What We Do
Graham runs a friendly club, whose doors are open to all comers irrespective of age, gender or physical ability. The classes are run at such a pace, that both new members and experienced learn and develop at a well structured pace. The spirit of judo is strong within our club, so all members regardless of experience are happy to help others grow.
Members of the public are more than welcome to visit any of the locations to see judo in action. All we ask is that prospective members make contact with Graham prior to arrival (see Home Page for contact details), in order to ensure that numbers are keep to an appropriate level.
Judo (the gentle way) has its origins in the ancient Japanese arts of sumo and jujutsu. Its history can be traced back to the 8th century. A young jujitsu master Jigoro Kano sought to elevate the arts of combat to a higher principle enabling the development of healthy bodies and strong minds. Concerned by the high level of injuries within jujutsu schools, Professor Kano developed a system of safe practise. In 1882 Professor Kano named his new system Kodokan Judo. The practise of judo is divided into the following sections.
- Ukemi; the practise of receiving attacks and falling safely
- Kata; the practise of pre-arranged forms of defence
- Shiai; sporting contests
- Randori; an innovation of Professor Kano, the free spontaneous practise of techniques
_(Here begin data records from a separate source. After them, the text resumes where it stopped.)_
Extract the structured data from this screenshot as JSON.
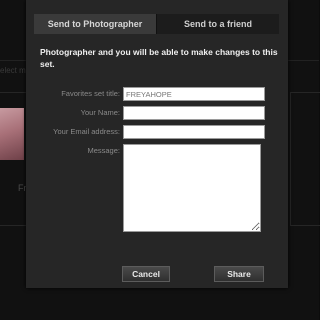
{
  "background": {
    "hint_text": "elect m",
    "caption": "Fr"
  },
  "modal": {
    "tabs": [
      {
        "label": "Send to Photographer",
        "active": true
      },
      {
        "label": "Send to a friend",
        "active": false
      }
    ],
    "intro_text": "Photographer and you will be able to make changes to this set.",
    "fields": {
      "set_title": {
        "label": "Favorites set title:",
        "value": "FREYAHOPE",
        "placeholder": ""
      },
      "your_name": {
        "label": "Your Name:",
        "value": "",
        "placeholder": ""
      },
      "your_email": {
        "label": "Your Email address:",
        "value": "",
        "placeholder": ""
      },
      "message": {
        "label": "Message:",
        "value": ""
      }
    },
    "buttons": {
      "cancel_label": "Cancel",
      "share_label": "Share"
    }
  }
}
Judo is based upon the principles of Seiryoku Zen’Yo (maximum efficiency) and Jita Kyoei (mutual welfare and benefit). It is a comprehensive system of self defence, physical well being and an Olympic sport. Judo techniques include throwing, grappling, strangles and armlocks. Professor Kano established a modern grading system of coloured belts (kyu-dan), which has been adopted all over the world, both within the judo movement and in other Japanese martial arts.
Judo was introduced to the United Kingdom in the early 20th century. Jujutsu masters Yukio Tani and Gunji Koizumi joined the judo movement and helped found britains first judo club, the Budokwai in London in 1918. Since this time judo has developed across the country and is taught in clubs, schools, the police force and the armed forces.